    Iain McGilchrist's 2021 two-volume book, "The Matter with Things: Our Brains, Our Delusions and the Unmaking of the World" covers in masterful detail, how we deal with reality in two very different, complementary ways: left-hemispheric dominance (essentially serving the "Ego") and right-hemispheric dominance, with an appropriately subordinate supportive role for the left hemisphere, (essentially serving the "Self").

    “I found out from robots the most crucial rule of all for living. Human minds are constantly being thrown off the track by complications. The picture is rarely clear. We are told everything has buddhanature (Divine Nature), and we try to act accordingly. But then we discover that someone we know has done something perfectly execrable (dreadful, appalling), and we begin to doubt. ‘How,’ we ask ourselves, ‘could anybody who would do an evil thing like that have the Buddha (Divine) inside him?’ We feel that our trust has been betrayed, and we resent the person even more.
    But robots are simpler than people. So are mountains and rivers and plants and animals and insects. Suppose these less complicated creatures begin to cause us difficulty. In that case, we have no trouble seeing that the fundamental cause is our failure to function in accordance with the principles of the universe. The machines, the mountains, the rivers, the plants, the animals, the insects all tell us that we, filled from head to toe with the buddhanature
(Divine Nature), have nevertheless not succeeded in being what we ought to be.
    When we forget to respect the buddhanature in the wind and the water, typhoons and floods inform us of our lapse and show us in no uncertain terms how we have not lived up to the buddhanature within ourselves. When we forget the buddhanature in automobiles and other machines we have created, a warning comes to us in the form of accidents or pollution. Everything in the universe constantly tells us that the way to perfect our buddhanature is to respect the buddhanature in other things & people.”
    Masahiro Mori. “Does a Robot Have Buddhanature? A Leading Figure in the Field of Robotics Investigates.” Tricycle March 21, 2023.

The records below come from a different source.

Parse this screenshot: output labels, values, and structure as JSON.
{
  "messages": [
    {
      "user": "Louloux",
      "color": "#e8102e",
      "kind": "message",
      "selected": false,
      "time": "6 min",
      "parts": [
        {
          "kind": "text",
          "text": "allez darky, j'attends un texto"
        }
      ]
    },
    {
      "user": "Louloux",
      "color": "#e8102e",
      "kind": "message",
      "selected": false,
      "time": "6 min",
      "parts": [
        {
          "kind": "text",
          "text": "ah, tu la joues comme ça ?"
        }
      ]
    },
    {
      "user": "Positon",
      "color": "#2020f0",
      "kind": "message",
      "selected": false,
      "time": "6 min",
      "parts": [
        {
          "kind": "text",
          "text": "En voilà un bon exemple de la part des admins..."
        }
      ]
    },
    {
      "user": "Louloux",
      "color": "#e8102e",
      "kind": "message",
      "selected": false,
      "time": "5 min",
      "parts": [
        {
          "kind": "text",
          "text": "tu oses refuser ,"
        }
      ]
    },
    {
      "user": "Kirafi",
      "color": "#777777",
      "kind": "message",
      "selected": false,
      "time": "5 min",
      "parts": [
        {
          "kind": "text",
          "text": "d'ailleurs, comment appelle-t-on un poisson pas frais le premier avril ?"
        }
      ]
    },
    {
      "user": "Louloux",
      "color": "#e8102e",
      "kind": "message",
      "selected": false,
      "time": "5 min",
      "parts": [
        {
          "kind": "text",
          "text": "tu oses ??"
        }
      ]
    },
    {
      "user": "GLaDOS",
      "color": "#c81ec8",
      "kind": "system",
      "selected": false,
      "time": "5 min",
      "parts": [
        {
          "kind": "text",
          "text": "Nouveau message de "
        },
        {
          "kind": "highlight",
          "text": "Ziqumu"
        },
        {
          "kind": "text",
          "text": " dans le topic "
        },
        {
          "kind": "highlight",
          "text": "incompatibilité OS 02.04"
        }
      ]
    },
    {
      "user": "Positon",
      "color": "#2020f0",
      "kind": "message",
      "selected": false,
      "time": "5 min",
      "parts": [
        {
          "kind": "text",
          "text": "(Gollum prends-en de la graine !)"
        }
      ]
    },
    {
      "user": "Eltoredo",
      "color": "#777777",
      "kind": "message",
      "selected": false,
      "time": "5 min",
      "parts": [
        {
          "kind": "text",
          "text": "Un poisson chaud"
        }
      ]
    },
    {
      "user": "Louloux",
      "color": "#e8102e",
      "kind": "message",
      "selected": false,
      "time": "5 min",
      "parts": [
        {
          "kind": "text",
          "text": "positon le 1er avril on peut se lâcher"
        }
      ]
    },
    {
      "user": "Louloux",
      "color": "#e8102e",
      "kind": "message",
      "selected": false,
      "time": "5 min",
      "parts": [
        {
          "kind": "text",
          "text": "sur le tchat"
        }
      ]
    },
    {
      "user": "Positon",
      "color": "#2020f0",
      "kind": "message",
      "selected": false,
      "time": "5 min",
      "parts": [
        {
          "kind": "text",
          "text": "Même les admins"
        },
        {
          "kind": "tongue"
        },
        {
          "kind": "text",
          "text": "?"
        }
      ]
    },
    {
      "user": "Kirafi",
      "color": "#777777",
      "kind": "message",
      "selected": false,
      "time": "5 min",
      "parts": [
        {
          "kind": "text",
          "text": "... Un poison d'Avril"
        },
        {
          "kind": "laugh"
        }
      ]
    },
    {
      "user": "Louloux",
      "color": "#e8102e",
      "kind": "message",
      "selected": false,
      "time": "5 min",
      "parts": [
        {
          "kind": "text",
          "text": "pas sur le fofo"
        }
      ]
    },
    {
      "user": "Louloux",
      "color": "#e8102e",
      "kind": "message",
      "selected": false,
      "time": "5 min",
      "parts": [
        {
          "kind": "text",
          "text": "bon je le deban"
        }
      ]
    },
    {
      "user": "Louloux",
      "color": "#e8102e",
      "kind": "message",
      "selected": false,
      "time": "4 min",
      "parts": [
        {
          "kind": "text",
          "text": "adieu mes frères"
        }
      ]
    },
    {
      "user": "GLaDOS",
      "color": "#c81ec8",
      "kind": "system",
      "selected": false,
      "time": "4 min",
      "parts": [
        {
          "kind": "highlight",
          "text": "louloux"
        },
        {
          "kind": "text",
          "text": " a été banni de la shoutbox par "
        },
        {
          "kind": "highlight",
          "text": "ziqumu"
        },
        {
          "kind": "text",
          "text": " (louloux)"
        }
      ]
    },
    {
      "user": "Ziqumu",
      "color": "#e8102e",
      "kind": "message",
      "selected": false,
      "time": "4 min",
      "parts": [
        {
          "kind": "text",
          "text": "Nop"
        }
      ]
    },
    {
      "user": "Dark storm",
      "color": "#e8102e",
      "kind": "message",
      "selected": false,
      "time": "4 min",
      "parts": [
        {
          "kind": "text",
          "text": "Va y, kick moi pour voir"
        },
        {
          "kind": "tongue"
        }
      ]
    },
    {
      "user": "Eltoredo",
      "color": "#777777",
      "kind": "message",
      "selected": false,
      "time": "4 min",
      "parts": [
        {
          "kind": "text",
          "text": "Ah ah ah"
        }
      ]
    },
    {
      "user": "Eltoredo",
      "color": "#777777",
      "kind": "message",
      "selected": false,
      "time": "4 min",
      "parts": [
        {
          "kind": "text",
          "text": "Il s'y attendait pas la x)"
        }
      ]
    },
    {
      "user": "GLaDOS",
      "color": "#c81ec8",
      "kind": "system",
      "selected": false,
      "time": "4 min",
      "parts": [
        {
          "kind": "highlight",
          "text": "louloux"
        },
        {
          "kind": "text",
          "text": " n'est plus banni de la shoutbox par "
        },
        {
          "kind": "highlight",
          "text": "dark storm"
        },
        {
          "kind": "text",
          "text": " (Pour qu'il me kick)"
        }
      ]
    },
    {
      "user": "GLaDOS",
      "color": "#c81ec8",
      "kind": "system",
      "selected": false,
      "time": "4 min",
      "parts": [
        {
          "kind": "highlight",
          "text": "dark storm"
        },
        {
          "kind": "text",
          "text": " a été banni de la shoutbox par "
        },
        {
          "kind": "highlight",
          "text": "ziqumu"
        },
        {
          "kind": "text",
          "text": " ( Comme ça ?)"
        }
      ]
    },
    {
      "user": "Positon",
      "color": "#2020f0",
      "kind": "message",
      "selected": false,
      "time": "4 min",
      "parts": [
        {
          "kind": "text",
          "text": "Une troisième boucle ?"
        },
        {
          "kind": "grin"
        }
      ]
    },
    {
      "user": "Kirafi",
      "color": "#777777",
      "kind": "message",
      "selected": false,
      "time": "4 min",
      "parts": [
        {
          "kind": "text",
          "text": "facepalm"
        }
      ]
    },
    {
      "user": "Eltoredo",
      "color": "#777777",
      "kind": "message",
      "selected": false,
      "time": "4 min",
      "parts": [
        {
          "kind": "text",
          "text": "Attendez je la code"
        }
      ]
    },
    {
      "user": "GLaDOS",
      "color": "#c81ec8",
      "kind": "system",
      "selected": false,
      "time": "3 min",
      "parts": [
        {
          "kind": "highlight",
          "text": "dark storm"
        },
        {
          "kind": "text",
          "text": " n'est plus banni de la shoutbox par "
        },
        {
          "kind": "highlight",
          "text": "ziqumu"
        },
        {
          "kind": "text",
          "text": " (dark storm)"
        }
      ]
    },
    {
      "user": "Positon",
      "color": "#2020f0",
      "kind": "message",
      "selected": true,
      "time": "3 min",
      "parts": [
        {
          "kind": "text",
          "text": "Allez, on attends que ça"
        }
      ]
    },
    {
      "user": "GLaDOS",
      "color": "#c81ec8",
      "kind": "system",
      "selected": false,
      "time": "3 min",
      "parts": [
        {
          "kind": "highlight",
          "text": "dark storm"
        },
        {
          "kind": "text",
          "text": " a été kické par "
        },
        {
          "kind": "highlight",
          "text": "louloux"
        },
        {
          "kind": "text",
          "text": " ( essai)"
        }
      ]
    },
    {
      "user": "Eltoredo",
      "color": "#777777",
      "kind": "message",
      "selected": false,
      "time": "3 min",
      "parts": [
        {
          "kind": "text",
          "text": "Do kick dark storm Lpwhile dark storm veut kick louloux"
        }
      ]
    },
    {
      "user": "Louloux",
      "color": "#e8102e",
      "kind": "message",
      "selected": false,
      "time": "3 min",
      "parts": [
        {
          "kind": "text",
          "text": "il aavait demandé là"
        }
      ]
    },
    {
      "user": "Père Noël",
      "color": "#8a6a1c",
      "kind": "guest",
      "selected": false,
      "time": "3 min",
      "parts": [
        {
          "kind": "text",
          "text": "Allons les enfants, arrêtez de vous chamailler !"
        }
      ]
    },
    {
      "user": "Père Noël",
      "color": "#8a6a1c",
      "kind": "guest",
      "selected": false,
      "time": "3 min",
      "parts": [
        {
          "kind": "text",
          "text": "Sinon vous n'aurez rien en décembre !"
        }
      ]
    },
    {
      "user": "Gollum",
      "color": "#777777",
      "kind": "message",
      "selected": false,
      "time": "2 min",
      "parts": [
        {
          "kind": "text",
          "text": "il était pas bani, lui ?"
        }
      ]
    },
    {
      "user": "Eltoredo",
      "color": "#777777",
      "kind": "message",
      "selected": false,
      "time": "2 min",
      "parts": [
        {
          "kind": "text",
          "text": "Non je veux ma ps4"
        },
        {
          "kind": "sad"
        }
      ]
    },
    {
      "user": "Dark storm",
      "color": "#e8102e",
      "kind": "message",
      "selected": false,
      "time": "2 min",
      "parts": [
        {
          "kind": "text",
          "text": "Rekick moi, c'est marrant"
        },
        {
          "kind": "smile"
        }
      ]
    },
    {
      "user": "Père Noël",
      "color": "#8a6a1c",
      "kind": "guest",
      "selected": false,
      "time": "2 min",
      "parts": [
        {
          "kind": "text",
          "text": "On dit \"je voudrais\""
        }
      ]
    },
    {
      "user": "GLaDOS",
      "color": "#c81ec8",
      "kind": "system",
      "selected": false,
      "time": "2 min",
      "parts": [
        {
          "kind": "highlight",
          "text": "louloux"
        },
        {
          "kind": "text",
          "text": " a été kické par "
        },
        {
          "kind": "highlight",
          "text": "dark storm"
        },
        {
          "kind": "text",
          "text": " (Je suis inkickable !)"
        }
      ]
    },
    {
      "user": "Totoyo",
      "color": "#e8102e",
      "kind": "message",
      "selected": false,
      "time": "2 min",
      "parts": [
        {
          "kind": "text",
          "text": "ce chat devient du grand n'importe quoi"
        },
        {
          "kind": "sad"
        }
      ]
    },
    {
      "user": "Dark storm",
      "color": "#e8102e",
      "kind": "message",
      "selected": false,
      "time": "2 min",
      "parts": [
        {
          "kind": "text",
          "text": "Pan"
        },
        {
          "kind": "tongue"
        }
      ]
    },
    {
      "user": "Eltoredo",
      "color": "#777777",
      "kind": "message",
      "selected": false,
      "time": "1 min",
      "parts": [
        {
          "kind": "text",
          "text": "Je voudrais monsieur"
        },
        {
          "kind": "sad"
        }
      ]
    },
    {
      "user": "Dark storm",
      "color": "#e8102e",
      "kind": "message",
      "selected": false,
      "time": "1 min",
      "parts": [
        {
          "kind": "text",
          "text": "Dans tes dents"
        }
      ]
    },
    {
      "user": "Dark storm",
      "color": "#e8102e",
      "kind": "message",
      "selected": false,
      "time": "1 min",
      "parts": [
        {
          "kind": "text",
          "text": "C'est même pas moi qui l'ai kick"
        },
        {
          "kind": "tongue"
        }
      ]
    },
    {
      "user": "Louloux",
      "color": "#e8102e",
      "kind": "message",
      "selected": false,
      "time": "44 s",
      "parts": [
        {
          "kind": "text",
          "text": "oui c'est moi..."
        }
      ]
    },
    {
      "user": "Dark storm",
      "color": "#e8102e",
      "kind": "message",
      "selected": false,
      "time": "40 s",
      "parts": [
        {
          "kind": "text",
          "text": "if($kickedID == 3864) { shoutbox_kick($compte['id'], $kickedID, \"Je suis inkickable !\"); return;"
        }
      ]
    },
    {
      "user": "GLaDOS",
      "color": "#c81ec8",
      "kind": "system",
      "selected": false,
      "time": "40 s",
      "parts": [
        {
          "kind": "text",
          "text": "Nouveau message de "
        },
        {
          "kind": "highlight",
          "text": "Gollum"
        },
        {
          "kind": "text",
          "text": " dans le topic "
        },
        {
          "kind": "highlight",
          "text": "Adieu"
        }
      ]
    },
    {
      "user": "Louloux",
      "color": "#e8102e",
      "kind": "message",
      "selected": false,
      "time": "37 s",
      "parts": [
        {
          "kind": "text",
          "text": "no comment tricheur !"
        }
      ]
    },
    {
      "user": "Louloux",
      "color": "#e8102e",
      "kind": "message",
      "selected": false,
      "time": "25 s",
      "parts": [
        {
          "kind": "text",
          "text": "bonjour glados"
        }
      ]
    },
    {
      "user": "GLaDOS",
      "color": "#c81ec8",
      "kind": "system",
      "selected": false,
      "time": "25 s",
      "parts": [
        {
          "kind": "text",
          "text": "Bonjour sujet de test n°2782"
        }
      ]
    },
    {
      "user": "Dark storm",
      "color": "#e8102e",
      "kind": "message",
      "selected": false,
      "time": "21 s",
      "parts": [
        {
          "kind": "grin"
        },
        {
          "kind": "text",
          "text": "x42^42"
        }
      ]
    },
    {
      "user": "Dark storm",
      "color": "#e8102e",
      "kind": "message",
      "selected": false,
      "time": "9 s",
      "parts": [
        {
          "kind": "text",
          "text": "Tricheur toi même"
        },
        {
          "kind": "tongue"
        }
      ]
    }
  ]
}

    All that we behold is full of blessings.” William Wordsworth

    When we sit and meditate, the Ego does its best to retain control by chattering on, the same circular "story of me" we endure day in and day out
by relaxing, remaining still, and listening deeply to the silence, we periodically return home, disappearing in Mystery. Each time we return with a mind-heart a little bit more open & wiser.

"Hurdy Gurdy Man" by Donovan